# WHAT THE EXERCISE ASKS:
The lines you return must be all those in the data that hold the string "name".

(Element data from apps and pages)
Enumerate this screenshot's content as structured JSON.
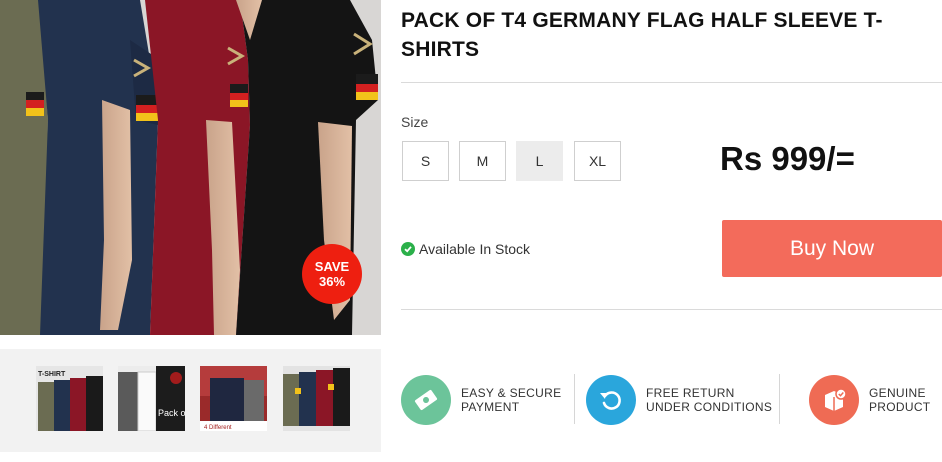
{
  "product": {
    "title": "PACK OF T4 GERMANY FLAG HALF SLEEVE T-SHIRTS",
    "image_alt": "Four men wearing olive, navy, maroon and black t-shirts with Germany flag sleeves",
    "save_badge": {
      "line1": "SAVE",
      "line2": "36%"
    },
    "thumbnails": [
      {
        "name": "thumbnail-1",
        "caption": "T-SHIRT"
      },
      {
        "name": "thumbnail-2",
        "caption": "Pack of 3"
      },
      {
        "name": "thumbnail-3",
        "caption": "4 Different"
      },
      {
        "name": "thumbnail-4",
        "caption": ""
      }
    ]
  },
  "size": {
    "label": "Size",
    "options": [
      "S",
      "M",
      "L",
      "XL"
    ],
    "selected": "L"
  },
  "price": "Rs 999/=",
  "stock": {
    "text": "Available In Stock",
    "color": "#2bb04a"
  },
  "buy_button": {
    "label": "Buy Now",
    "color": "#f36b5b"
  },
  "features": [
    {
      "line1": "EASY & SECURE",
      "line2": "PAYMENT",
      "icon": "payment-icon",
      "color": "#6cc49a"
    },
    {
      "line1": "FREE RETURN",
      "line2": "UNDER CONDITIONS",
      "icon": "return-icon",
      "color": "#2aa6dc"
    },
    {
      "line1": "GENUINE",
      "line2": "PRODUCT",
      "icon": "genuine-box-icon",
      "color": "#ef6b54"
    }
  ],
  "colors": {
    "badge": "#ee1f10",
    "accent": "#f36b5b"
  }
}
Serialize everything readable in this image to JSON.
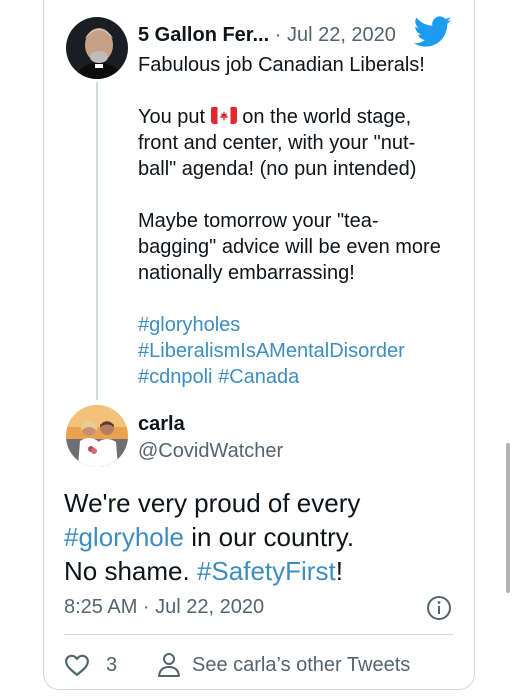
{
  "parent_tweet": {
    "name": "5 Gallon Fer...",
    "separator": "·",
    "date": "Jul 22, 2020",
    "line1": "Fabulous job Canadian Liberals!",
    "para2_before_flag": "You put",
    "para2_after_flag": "on the world stage, front and center, with your \"nut-ball\" agenda!  (no pun intended)",
    "para3": "Maybe tomorrow your \"tea-bagging\" advice will be even more nationally embarrassing!",
    "hashtags": {
      "tag1": "#gloryholes",
      "tag2": "#LiberalismIsAMentalDisorder",
      "tag3": "#cdnpoli",
      "tag4": "#Canada"
    },
    "flag_icon": "canada-flag-icon",
    "source_icon": "twitter-bird-icon"
  },
  "reply_tweet": {
    "name": "carla",
    "handle": "@CovidWatcher",
    "text_line1": "We're very proud of every",
    "text_hashtag1": "#gloryhole",
    "text_line2_rest": "in our country.",
    "text_line3_start": "No shame.",
    "text_hashtag2": "#SafetyFirst",
    "text_line3_end": "!",
    "timestamp": "8:25 AM · Jul 22, 2020",
    "like_count": "3",
    "see_other_label": "See carla’s other Tweets"
  },
  "colors": {
    "link": "#3d8ebf",
    "muted": "#536471",
    "twitter_blue": "#1d9bf0",
    "border": "#cfd9de"
  }
}
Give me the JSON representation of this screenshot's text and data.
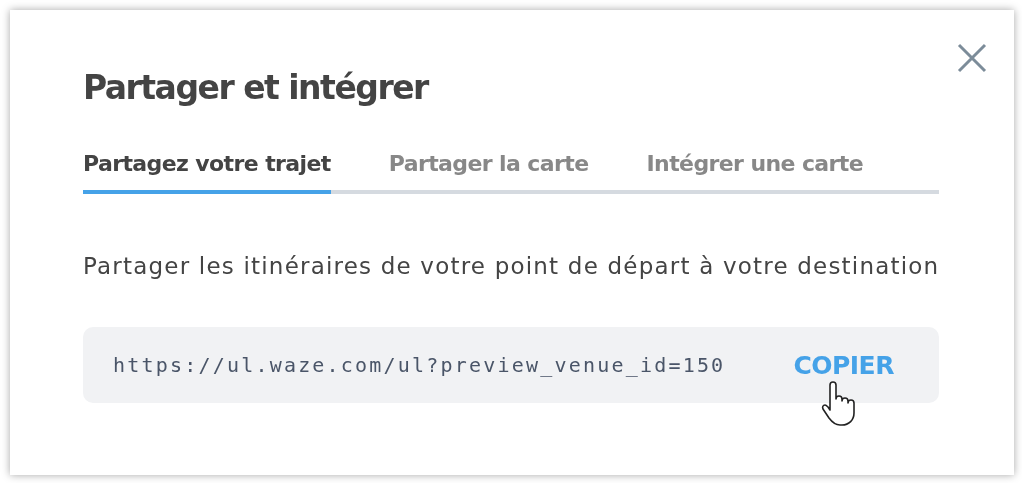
{
  "dialog": {
    "title": "Partager et intégrer"
  },
  "tabs": [
    {
      "label": "Partagez votre trajet",
      "selected": true
    },
    {
      "label": "Partager la carte",
      "selected": false
    },
    {
      "label": "Intégrer une carte",
      "selected": false
    }
  ],
  "description": "Partager les itinéraires de votre point de départ à votre destination",
  "link": {
    "value": "https://ul.waze.com/ul?preview_venue_id=150",
    "button": "COPIER"
  }
}
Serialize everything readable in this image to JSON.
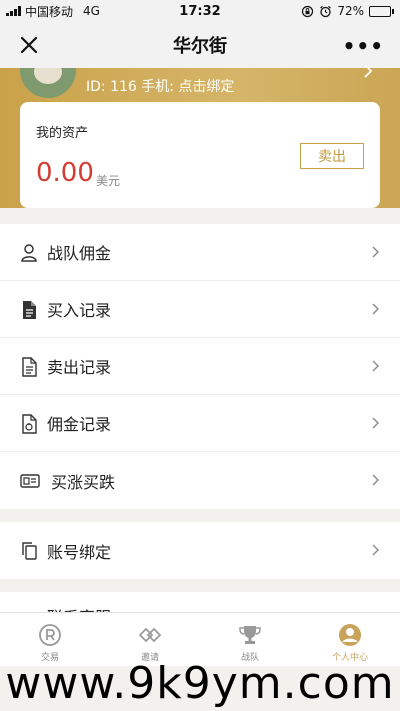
{
  "status_bar": {
    "carrier": "中国移动",
    "network": "4G",
    "time": "17:32",
    "battery": "72%",
    "battery_level": 0.72
  },
  "navbar": {
    "title": "华尔街",
    "close_icon": "close-icon",
    "more_icon": "more-icon"
  },
  "profile": {
    "id_line": "ID: 116 手机: 点击绑定"
  },
  "assets": {
    "label": "我的资产",
    "amount": "0.00",
    "unit": "美元",
    "sell_button": "卖出"
  },
  "menu_group_1": [
    {
      "label": "战队佣金",
      "icon": "person-icon"
    },
    {
      "label": "买入记录",
      "icon": "document-filled-icon"
    },
    {
      "label": "卖出记录",
      "icon": "document-icon"
    },
    {
      "label": "佣金记录",
      "icon": "money-document-icon"
    },
    {
      "label": "买涨买跌",
      "icon": "ticket-icon"
    }
  ],
  "menu_group_2": [
    {
      "label": "账号绑定",
      "icon": "copy-icon"
    }
  ],
  "menu_group_3_peek": "联系客服",
  "tabbar": [
    {
      "label": "交易",
      "icon": "registered-icon",
      "active": false
    },
    {
      "label": "邀请",
      "icon": "link-diamond-icon",
      "active": false
    },
    {
      "label": "战队",
      "icon": "trophy-icon",
      "active": false
    },
    {
      "label": "个人中心",
      "icon": "user-circle-icon",
      "active": true
    }
  ],
  "watermark": "www.9k9ym.com",
  "colors": {
    "gold": "#c9a24a",
    "accent_red": "#d43c33",
    "sell_border": "#c7a14b",
    "tab_active": "#c9a35a"
  }
}
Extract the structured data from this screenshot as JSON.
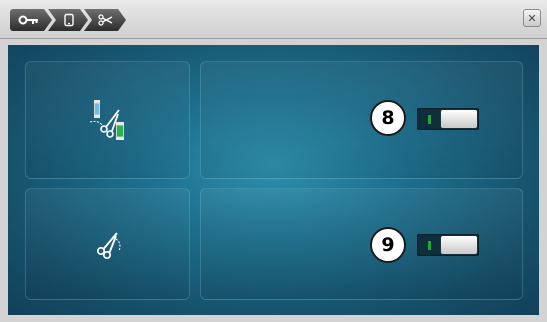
{
  "breadcrumb": {
    "items": [
      {
        "icon": "key-icon"
      },
      {
        "icon": "display-icon"
      },
      {
        "icon": "scissors-icon"
      }
    ]
  },
  "close_icon": "close-icon",
  "settings": [
    {
      "function_icon": "thread-cutter-icon",
      "badge": "8",
      "toggle_on": true
    },
    {
      "function_icon": "scissors-icon",
      "badge": "9",
      "toggle_on": true
    }
  ],
  "colors": {
    "background_center": "#2d90ad",
    "background_edge": "#12405a",
    "toggle_led": "#1fa83a",
    "breadcrumb_fill": "#3a3a3a"
  }
}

# EXERCISE RESPONSE:
        "name": "thumbnail-1",
        "name": "thumbnail-2",
        "name": "thumbnail-3",
        "name": "thumbnail-4",
    "name": "5 Gallon Fer...",
    "name": "carla",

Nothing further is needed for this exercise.